Every member of the Disaster Action Team on call was in a deep sleep when we got the call to a house fire on the west side of Columbus early Sunday morning. The roads were slick with ice and accidents lined the streets as we carefully navigated to the scene of the fire. Upon arrival, we were lead to the rear of a 30-year-old neighborhood convenient store with an apartment in back where one of the residents sat in his van watching the fire department shovel charred belongings out his front door. We knocked on his window to offer assistance but communication was a struggle as we learned he was a Russian immigrant, with no family, who needed a translator. Speaking slowly, using basic words and a LOT of hand gestures we were able to deduce that he had friends on the way to help. While we tried to stay warm and waited for the arrival of his friends, the mood was somber and sounds of fire truck engines filled the air… but the moment his friends arrived there were large embraces, pats on the back, and relief began to show on his face. It felt like a family reunion.
With the assistance of a translator, we learned that he lived with a roommate who woke to the smell of smoke. As they tried to figure out what was happening, they saw the smoke coming from a closet and knew they were in trouble. Neither spoke English enough to call 911. So, as he tried to fight the flames with a garden hose, the roommate went to friends to call for help. By the time the fire department arrived there was a full fire.

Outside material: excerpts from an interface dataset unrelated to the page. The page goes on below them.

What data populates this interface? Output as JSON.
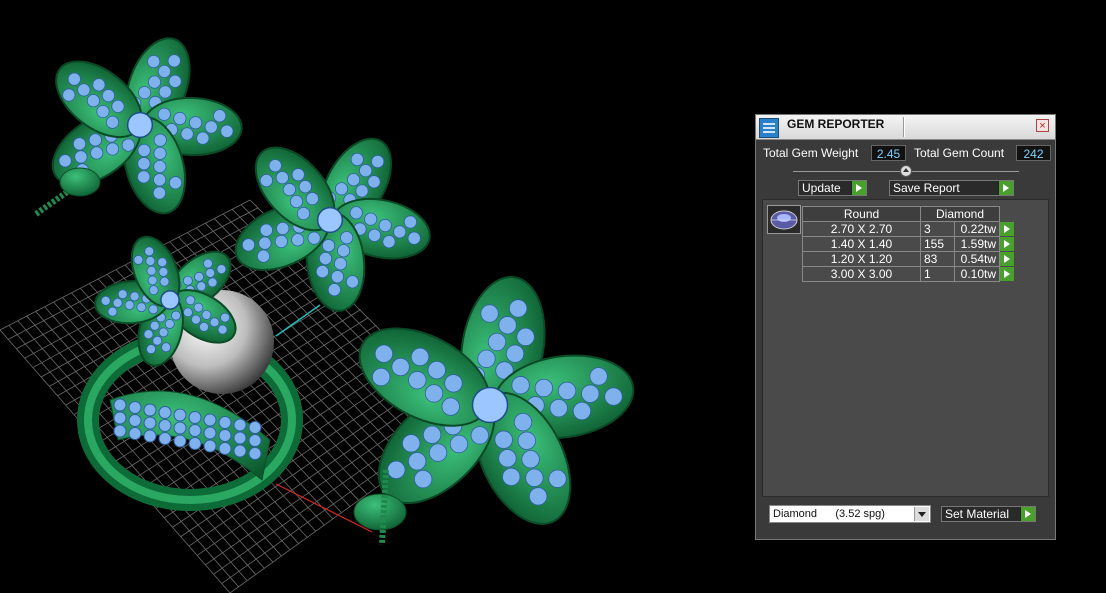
{
  "panel": {
    "title": "GEM REPORTER",
    "close_symbol": "×",
    "total_weight_label": "Total Gem Weight",
    "total_weight_value": "2.45",
    "total_count_label": "Total Gem Count",
    "total_count_value": "242",
    "update_label": "Update",
    "save_report_label": "Save Report",
    "table": {
      "shape_header": "Round",
      "material_header": "Diamond",
      "rows": [
        {
          "size": "2.70 X 2.70",
          "count": "3",
          "weight": "0.22tw"
        },
        {
          "size": "1.40 X 1.40",
          "count": "155",
          "weight": "1.59tw"
        },
        {
          "size": "1.20 X 1.20",
          "count": "83",
          "weight": "0.54tw"
        },
        {
          "size": "3.00 X 3.00",
          "count": "1",
          "weight": "0.10tw"
        }
      ]
    },
    "material_select_value": "Diamond      (3.52 spg)",
    "set_material_label": "Set Material"
  },
  "colors": {
    "metal": "#1f8a4c",
    "gem": "#7fb2ec",
    "pearl": "#e8e8e8",
    "grid": "#6a6a6a",
    "value_text": "#7fd3ff",
    "play_button": "#4aa02c"
  }
}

At first, he was nervous about our presence, not quite understanding why the Red Cross was there. He kindly refused assistance to replace food and clothing lost in the fire stating he was grateful just to be alive. But he had no insurance and nowhere to stay for more than a few nights. As we spoke to him through his friends, he began to understand that the assistance we provide was truly a gift with no strings attached, and that there were people he would never meet who cared. With genuine gratitude, he finally accepted our help and taught us a few key Russian phrases in the process. As we parted we were now part of this “family” leaving with great big hugs, slaps on the back and kisses on the cheek.
Walking away and waving goodbye to my new Russian friend, I realized that I had experienced what it means to say, “it takes a village.” I am truly thankful for the patience and care of my team as well as the financial donors who make it possible to make a difference in the life of a neighbor.
Na sdorvie! (Cheers)!